Home Others Using A Signature Loan To Fund A Side Hustle

Using A Signature Loan To Fund A Side Hustle


When beginning a side hustle from home, what you need is investment capital. Unless you have a proven track record, the chance of getting money from Shark Tank or a venture capitalist is virtually nil. Even if you manage to become moderately successful, raising any kind of business finance is tough. This is why, if you asked most successful millionaires, they’d tell you that they got the money for their first business venture from a signature loan.

It makes you wonder what a signature loan is and how it might be useful when trying to scrape together the money to get your side hustle started. Let’s look at why it made sense for other successful entrepreneurs to take out this type of loan.

Unsecured Lending.

A signature loan is a personal one against your name, but it isn’t secured against an asset like an automobile or a home that you own. The good news is that while you could worry that you might get a little behind on your payments, you’ll probably still be allowed the time to catch up. You don’t have to worry that they’ll take your house over a small loan of a few thousand dollars. Just the cost of selling your home for fair value and moving out is likely to be costlier than repaying the loan. So, this type of funding has a little more sleep-at-night factor on its side.

Clear Repayment Terms.

When you agree to borrow money, you know what the payment every month will be because it’s included in the loan agreement. The interest rate is known and set before the loan is ever issued, so you have complete clarity on repayments. You can look at your income projections for your business, and any personal income you have coming in from other paid work, and figure whether you can afford to take the loan out. It’s all clear from the outset with no surprises.

You Choose What to Spent It On.

There isn’t an assigned purchase or debt repayment that you have to agree to when taking out the loan. The lender may ask you how you plan to spend the money, but ultimately you decide what you want to do with it. You can put it in the bank ready until you need to tap the funds and just make the repayments over time while you figure things out; at least it’s there if you need it.

Not having to get specific about where the money is going is helpful because the plans for your side hustle may change if you alter your business plan or decide on a totally different business should the first idea not pan out. Pivoting in your business model is a common thing these days, especially in the early days, so keeping the purpose of the funding flexible is helpful too.

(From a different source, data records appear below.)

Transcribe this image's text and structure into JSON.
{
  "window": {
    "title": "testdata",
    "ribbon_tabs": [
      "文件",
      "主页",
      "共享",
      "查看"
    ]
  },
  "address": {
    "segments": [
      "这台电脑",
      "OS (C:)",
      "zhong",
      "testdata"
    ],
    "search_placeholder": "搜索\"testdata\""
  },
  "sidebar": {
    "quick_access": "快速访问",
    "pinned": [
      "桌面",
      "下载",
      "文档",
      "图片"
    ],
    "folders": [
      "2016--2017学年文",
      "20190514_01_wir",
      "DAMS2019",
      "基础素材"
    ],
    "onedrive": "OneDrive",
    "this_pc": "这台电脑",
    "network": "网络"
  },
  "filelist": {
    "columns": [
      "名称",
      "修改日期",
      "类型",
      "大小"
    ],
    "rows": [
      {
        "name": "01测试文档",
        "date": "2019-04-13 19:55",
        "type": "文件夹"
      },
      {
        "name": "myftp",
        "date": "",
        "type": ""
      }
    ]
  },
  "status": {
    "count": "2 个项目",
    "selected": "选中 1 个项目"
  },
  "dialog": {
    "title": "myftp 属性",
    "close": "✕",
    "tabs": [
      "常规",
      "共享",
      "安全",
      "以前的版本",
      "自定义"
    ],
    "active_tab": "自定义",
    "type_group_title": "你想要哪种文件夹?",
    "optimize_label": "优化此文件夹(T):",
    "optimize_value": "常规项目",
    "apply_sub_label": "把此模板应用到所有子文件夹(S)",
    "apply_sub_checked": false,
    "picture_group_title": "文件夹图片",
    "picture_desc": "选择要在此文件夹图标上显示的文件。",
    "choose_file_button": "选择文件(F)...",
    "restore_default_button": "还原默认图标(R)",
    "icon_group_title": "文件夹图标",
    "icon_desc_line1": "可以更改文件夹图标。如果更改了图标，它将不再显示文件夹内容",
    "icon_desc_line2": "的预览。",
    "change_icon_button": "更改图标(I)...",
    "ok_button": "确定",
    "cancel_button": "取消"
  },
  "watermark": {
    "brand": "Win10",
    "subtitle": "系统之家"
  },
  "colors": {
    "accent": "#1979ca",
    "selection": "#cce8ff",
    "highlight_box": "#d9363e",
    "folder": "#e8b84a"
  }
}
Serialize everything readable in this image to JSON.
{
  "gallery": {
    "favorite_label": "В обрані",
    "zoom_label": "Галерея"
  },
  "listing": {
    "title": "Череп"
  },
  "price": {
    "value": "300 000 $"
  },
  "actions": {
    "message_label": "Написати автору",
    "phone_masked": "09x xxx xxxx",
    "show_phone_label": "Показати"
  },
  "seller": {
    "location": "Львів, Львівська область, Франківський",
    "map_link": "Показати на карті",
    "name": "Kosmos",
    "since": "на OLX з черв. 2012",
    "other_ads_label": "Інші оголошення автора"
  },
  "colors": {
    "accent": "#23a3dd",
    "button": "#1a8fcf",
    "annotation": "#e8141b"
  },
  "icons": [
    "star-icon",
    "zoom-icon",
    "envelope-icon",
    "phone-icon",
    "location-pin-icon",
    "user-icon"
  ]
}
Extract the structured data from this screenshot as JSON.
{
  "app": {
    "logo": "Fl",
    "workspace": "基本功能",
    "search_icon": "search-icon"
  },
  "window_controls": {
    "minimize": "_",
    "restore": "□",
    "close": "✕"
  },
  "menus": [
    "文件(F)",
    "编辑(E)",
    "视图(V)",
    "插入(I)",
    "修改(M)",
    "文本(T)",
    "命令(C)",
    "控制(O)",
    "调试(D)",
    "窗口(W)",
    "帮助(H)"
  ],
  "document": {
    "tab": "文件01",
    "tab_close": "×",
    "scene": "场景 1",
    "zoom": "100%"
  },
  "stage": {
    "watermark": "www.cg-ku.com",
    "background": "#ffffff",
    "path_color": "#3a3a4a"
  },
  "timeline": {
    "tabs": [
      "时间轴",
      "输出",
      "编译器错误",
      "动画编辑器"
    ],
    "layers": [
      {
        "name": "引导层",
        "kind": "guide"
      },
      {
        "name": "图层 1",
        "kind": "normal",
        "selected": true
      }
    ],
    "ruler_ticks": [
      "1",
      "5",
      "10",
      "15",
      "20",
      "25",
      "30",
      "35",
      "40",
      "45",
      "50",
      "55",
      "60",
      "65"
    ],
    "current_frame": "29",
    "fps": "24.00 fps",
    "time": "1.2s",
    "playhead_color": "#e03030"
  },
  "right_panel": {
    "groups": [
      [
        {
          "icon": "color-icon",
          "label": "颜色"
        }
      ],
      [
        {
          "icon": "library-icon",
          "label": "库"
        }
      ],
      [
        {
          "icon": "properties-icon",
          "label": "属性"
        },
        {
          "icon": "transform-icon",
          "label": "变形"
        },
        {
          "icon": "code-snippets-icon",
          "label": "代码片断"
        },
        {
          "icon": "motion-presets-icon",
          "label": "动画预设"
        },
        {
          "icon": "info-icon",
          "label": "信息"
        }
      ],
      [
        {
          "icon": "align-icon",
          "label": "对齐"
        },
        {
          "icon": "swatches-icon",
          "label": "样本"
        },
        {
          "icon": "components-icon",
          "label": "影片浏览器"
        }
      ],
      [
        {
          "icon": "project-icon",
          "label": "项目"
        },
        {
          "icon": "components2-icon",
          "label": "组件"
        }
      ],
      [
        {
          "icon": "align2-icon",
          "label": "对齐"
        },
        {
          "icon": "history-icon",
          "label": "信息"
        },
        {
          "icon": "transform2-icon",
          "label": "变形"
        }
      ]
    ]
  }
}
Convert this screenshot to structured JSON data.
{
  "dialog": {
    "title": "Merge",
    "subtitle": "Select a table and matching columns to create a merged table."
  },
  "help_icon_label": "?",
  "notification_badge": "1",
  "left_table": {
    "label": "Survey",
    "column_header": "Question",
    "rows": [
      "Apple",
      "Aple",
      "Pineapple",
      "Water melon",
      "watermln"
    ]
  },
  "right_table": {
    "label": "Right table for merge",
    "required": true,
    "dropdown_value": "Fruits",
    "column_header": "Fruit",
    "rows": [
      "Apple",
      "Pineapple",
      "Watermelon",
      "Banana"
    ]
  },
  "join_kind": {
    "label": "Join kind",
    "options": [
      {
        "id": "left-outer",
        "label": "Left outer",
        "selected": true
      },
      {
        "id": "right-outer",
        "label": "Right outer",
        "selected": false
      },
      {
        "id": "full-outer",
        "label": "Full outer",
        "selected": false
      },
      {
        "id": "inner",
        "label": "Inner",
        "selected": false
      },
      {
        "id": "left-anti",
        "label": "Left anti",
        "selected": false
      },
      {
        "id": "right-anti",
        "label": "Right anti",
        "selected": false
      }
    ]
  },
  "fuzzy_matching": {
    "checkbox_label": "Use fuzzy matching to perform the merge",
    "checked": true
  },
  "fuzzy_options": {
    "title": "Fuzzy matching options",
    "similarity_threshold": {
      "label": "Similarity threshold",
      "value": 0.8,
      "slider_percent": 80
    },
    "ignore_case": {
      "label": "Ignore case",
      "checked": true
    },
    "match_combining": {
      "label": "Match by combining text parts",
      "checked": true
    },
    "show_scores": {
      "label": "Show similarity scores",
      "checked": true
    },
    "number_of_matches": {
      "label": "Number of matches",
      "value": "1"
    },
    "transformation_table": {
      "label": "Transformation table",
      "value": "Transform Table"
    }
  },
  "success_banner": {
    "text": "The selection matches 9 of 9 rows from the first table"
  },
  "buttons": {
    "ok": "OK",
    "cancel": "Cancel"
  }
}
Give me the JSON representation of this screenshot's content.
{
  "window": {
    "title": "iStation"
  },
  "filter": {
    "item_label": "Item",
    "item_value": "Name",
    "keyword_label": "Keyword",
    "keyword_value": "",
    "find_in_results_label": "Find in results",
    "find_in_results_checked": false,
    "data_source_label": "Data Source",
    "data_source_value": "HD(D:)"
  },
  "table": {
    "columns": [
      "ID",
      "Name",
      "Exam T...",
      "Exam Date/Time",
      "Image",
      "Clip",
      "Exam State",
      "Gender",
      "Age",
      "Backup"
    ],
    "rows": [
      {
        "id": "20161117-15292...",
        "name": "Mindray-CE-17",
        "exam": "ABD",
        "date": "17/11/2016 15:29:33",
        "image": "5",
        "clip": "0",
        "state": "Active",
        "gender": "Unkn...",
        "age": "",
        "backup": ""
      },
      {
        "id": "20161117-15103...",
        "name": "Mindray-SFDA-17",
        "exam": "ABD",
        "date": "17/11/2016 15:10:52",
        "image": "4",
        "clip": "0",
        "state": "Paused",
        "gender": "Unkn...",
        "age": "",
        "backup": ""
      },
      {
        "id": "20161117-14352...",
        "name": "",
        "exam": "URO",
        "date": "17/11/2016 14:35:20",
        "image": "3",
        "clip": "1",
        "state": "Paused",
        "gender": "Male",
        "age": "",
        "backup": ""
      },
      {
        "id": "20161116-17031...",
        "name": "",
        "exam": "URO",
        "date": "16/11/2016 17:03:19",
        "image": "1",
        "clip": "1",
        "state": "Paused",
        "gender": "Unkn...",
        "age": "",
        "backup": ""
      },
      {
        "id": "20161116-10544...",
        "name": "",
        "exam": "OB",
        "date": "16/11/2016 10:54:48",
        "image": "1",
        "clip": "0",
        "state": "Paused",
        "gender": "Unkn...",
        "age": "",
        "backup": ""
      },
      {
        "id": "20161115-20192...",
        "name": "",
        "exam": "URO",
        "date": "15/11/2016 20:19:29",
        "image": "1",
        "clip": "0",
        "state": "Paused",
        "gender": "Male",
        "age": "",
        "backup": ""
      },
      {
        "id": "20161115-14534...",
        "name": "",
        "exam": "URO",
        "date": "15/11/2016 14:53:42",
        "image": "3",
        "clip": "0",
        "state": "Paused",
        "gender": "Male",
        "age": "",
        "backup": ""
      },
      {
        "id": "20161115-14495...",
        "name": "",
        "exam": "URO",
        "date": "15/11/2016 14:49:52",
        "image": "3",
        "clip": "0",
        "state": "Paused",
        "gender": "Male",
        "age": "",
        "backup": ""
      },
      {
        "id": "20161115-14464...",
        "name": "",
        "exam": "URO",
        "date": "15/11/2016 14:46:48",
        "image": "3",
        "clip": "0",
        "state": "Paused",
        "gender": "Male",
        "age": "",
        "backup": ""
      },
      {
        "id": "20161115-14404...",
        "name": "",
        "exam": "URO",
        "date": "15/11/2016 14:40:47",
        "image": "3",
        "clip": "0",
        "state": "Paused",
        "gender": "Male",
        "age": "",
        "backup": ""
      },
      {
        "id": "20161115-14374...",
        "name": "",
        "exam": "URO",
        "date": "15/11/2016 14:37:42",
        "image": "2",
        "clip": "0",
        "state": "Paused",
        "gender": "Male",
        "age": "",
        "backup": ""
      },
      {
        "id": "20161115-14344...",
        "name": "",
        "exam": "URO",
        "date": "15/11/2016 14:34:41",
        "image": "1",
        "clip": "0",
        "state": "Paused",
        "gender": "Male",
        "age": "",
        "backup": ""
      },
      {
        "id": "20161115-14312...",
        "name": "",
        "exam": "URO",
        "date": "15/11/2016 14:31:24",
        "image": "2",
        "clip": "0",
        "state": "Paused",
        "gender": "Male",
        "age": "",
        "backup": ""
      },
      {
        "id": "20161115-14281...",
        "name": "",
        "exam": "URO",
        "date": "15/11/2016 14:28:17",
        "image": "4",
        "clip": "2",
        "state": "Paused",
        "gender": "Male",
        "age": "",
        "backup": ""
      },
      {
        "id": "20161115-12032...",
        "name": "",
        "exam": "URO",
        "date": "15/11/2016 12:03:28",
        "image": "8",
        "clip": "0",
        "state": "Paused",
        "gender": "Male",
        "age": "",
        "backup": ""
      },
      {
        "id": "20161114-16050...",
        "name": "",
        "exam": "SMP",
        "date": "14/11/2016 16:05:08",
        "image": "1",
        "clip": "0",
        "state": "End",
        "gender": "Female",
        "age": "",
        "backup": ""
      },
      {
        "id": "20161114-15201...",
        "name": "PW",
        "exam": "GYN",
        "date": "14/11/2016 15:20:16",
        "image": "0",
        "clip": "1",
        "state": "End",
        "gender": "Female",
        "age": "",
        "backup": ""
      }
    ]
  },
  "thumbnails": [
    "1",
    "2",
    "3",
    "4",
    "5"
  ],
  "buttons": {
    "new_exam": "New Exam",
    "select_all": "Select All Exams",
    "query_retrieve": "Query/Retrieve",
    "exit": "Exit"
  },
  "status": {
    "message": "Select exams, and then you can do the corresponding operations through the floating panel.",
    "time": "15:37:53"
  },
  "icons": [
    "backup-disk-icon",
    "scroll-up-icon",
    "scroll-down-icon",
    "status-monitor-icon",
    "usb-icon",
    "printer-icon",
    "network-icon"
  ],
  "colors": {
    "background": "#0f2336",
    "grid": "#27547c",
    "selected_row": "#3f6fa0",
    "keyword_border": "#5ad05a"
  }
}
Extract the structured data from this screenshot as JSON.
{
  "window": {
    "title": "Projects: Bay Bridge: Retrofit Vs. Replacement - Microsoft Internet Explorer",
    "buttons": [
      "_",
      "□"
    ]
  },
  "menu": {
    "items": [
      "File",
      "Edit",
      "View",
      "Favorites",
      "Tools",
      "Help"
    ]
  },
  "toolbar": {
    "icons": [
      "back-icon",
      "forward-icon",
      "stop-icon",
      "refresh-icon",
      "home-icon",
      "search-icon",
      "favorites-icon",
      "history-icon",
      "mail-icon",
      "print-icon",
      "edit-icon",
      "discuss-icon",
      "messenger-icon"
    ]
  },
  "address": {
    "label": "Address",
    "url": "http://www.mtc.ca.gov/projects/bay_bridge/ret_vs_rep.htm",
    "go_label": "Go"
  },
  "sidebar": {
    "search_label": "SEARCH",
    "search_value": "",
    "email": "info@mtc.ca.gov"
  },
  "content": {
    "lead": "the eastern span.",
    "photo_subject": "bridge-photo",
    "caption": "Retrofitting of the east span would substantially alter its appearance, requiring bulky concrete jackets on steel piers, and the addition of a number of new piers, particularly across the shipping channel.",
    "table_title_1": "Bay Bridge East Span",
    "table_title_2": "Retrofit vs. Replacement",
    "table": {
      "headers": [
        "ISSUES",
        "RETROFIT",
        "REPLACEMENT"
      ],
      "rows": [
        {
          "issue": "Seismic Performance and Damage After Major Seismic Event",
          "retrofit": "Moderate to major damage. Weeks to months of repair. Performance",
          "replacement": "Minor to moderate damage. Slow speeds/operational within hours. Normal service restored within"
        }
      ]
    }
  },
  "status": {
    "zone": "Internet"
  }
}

It’s very common that a new business will overestimate what money they’ll bring in from sales in the first few months. Having some money available on-tap when you need it prevents running out of funds at a crucial early growth stage of the business. The extra cash gives you options you might otherwise not have and options are always good to stow away in your pocket in case you need them.